Task requirements: Among the entries below, count the lines where the string "value" occurs, and give only the number.
____________________
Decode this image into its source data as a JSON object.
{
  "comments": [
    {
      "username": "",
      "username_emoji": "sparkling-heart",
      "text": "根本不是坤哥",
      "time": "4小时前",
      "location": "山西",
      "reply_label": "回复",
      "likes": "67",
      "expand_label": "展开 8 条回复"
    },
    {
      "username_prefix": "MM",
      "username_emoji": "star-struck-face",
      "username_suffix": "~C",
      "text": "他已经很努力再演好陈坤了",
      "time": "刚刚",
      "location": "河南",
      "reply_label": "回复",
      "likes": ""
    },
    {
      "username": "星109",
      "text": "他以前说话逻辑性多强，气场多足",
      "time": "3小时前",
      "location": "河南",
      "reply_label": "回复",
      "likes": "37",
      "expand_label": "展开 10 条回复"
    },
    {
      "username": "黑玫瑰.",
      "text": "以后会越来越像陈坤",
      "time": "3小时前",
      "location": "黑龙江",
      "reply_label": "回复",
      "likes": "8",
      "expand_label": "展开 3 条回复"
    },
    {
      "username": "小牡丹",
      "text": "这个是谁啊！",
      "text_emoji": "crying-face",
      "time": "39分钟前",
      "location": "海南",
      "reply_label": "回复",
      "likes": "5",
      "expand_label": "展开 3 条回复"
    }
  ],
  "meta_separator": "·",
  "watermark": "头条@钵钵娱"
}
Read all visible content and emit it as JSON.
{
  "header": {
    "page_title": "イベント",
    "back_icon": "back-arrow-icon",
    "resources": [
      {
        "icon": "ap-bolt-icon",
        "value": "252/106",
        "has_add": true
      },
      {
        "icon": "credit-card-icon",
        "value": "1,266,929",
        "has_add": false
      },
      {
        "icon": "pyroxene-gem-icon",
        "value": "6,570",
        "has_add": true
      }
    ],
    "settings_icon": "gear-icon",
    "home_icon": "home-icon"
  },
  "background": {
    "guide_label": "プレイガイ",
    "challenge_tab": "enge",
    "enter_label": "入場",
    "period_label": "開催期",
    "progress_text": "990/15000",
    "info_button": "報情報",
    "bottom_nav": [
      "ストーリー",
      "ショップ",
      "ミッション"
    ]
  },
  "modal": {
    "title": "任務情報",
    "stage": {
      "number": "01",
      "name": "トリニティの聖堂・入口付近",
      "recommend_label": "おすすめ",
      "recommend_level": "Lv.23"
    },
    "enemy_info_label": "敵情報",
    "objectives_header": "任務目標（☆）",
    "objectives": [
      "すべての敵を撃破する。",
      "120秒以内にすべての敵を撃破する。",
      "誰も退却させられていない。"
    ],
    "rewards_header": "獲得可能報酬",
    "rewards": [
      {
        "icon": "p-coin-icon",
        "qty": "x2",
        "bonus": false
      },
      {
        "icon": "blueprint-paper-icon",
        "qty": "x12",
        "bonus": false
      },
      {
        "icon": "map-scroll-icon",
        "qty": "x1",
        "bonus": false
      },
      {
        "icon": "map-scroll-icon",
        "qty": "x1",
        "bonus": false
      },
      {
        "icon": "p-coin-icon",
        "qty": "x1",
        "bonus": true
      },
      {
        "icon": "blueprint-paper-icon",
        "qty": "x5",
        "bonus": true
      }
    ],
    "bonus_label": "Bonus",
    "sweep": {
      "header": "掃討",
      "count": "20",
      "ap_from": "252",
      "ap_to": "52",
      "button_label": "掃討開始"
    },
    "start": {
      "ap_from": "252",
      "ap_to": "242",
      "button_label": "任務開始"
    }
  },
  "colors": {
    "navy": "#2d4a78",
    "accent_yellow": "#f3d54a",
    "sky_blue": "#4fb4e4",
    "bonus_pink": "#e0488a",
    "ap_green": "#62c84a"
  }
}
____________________
Response to this exercise: 3